PREVIOUS: News Corp deputy COO James Murdoch will face British MPs for a second time on November 10. He will defend himself as to whether he misled British politicians investigating the phone-hacking at the News Of The World. The $64,000 question is this: Did James pay $1.4M in hush money in 2008 to a hacking victim who could have disclosed that the scandal ran much deeper than the company publicly admitted? James said he didn’t. But three former News executives dispute the testimony he gave in July when he last faced MPs. His enemies say either James knew more about hacking than he admitted or, as chairman of UK newspaper arm News International, he ought to have known. Les Hinton, the former Wall Street Journal boss and Rupert Murdoch confidante, has been called to testify today. Read More »
The hacker who broke into the email accounts of Scarlett Johansson, Christina Aguilera, Mila Kunis and dozens of other celebrities has been identified as an apparently unemployed 35-year-old man living in Jacksonville, Fla., who the FBI said didn’t appear to have done it for money even though several allegedly pilfered images wound up on celebrity websites. From his personal computer, the L.A. Times reported, Christopher Chaney allegedly scoured celebrity magazines, websites and Twitter and Facebook posts to glean email addresses and password clues from the names of friends, children, siblings, pets or any seemingly innocuous personal information. Beginning in November 2010, the FBI said, Chaney hacked as many as 50 victims, many of them from electronic address books. Even if he didn’t try to sell information or photos or try to blackmail his targets, it’s way creepy, and if convicted Chaney faces up to 120 years in prison.

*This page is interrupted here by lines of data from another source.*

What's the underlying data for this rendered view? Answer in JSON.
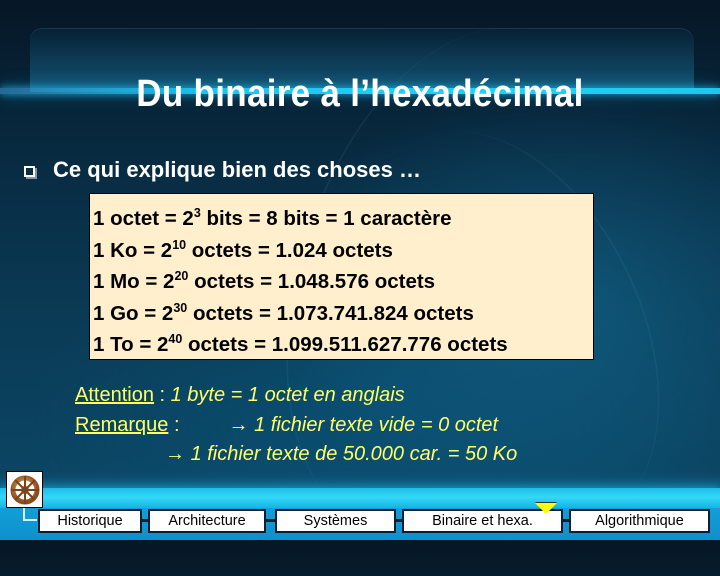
{
  "slide": {
    "title": "Du binaire à l’hexadécimal",
    "bullet": {
      "icon": "hollow-square-bullet-icon",
      "text": "Ce qui explique bien des choses …"
    },
    "info_box": {
      "background_color": "#ffefcc",
      "lines": [
        {
          "pre": "1 octet = 2",
          "exp": "3",
          "post": " bits = 8 bits = 1 caractère"
        },
        {
          "pre": "1 Ko = 2",
          "exp": "10",
          "post": " octets = 1.024 octets"
        },
        {
          "pre": "1 Mo = 2",
          "exp": "20",
          "post": " octets = 1.048.576 octets"
        },
        {
          "pre": "1 Go = 2",
          "exp": "30",
          "post": " octets = 1.073.741.824 octets"
        },
        {
          "pre": "1 To = 2",
          "exp": "40",
          "post": " octets = 1.099.511.627.776 octets"
        }
      ]
    },
    "notes": {
      "color": "#ffff66",
      "attention_label": "Attention",
      "attention_sep": " : ",
      "attention_text": "1 byte = 1 octet en anglais",
      "remarque_label": "Remarque",
      "remarque_sep": " :",
      "arrow": "→",
      "remarque_line1": "1 fichier texte vide = 0 octet",
      "remarque_line2": "1 fichier texte de 50.000 car. = 50 Ko"
    }
  },
  "navigation": {
    "logo_icon": "ship-wheel-icon",
    "active_marker_color": "#ffff00",
    "active_index": 3,
    "items": [
      {
        "label": "Historique"
      },
      {
        "label": "Architecture"
      },
      {
        "label": "Systèmes"
      },
      {
        "label": "Binaire et hexa."
      },
      {
        "label": "Algorithmique"
      }
    ]
  }
}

Hugh Grant, as Deadline revealed over the summer, backed out of replacing Charlie Sheen as the star of Two and a Half Men at the last minute. Now he is filming Cloud Atlas with Tom Hanks, Halle Berry and Jim Broadbent for the Wachowski brothers. But he has reinvented himself over here as a justice campaigner on behalf of celebrities and civilians like himself who had their phones hacked in the News Corp scandal. He has always been ambivalent about being a movie star, and has long talked about doing something different. Asked if he had been wasting his life until now, Grant told The Guardian: “That is harsh, but yes. If I had been a complete failure until the age of 51, I would definitely go along with you but I suppose I have had a few successes. But yes, you are right. I have squandered my life.”

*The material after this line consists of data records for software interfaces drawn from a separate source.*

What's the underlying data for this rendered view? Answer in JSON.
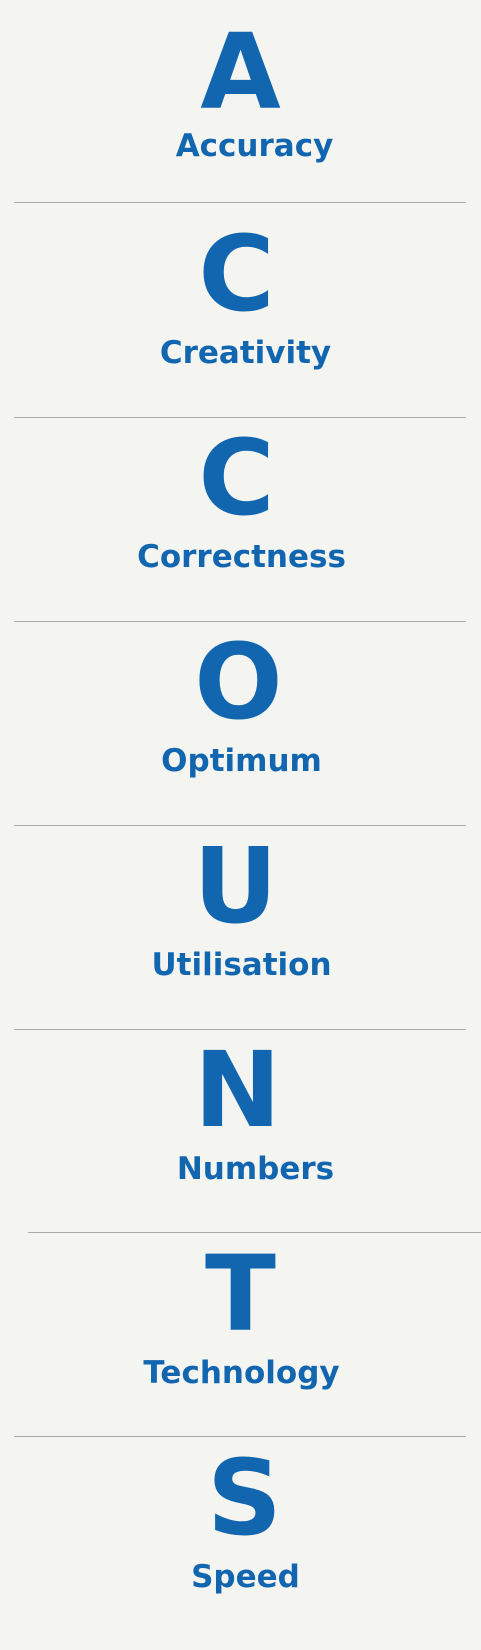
{
  "theme": {
    "background": "#f4f4f1",
    "accent": "#1266b0",
    "divider": "#a9aaa6"
  },
  "acronym": [
    {
      "letter": "A",
      "word": "Accuracy"
    },
    {
      "letter": "C",
      "word": "Creativity"
    },
    {
      "letter": "C",
      "word": "Correctness"
    },
    {
      "letter": "O",
      "word": "Optimum"
    },
    {
      "letter": "U",
      "word": "Utilisation"
    },
    {
      "letter": "N",
      "word": "Numbers"
    },
    {
      "letter": "T",
      "word": "Technology"
    },
    {
      "letter": "S",
      "word": "Speed"
    }
  ]
}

Britain is taking him seriously on the hacking scandal. Grant was giving interviews before meeting Prime Minister David Cameron in Manchester last night. He said he wanted to hear directly from the politician too close to Rupert Murdoch’s organisation. Following the meeting, Grant said that Cameron made “the right noises but I expected him to make the right noises”. Grant alleges that Cameron must have known disgraced Murdoch editor Andy Coulson oversaw a culture of phone hacking at the News of the World before hiring him as his chief PR flack. why he accepted Coulson’s explanation that … Read More »